| REQUIRED WORK |
For the word "icon", search the records and show each line in which it occurs.

| SUPPLIED MATERIAL |

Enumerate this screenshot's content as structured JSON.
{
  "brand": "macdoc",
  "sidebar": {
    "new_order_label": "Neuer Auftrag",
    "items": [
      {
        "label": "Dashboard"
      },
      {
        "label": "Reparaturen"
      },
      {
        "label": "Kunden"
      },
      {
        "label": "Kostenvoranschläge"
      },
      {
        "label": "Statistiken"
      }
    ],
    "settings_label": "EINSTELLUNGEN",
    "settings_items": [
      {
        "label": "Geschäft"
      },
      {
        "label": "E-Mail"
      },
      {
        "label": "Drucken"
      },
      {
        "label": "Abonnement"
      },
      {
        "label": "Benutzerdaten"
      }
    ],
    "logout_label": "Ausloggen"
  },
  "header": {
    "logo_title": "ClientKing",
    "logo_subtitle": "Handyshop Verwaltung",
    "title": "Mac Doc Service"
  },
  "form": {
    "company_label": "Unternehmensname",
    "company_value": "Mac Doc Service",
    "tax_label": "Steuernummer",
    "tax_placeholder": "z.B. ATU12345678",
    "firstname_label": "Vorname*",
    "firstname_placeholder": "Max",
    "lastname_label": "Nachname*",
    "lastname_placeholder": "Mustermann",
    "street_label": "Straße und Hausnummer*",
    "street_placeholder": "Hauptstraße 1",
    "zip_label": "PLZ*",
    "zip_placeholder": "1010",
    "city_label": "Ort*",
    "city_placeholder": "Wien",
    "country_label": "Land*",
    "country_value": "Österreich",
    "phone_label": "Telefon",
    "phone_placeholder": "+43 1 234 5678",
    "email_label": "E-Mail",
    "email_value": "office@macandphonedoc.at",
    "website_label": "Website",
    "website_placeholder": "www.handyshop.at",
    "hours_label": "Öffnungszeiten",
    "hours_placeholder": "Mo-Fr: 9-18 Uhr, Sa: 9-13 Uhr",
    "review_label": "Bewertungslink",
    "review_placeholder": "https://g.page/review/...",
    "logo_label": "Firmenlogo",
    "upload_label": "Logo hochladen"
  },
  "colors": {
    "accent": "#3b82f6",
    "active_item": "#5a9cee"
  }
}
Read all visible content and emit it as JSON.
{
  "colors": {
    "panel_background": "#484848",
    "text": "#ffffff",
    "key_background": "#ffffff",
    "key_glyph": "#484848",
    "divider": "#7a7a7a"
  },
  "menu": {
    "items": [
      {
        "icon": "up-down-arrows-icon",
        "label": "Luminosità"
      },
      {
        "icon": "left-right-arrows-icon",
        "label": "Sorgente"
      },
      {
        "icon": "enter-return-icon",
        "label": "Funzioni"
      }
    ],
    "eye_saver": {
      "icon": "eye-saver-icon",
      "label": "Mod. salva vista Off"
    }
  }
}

| EXERCISE RESULT |
        "icon": "up-down-arrows-icon",
        "icon": "left-right-arrows-icon",
        "icon": "enter-return-icon",
      "icon": "eye-saver-icon",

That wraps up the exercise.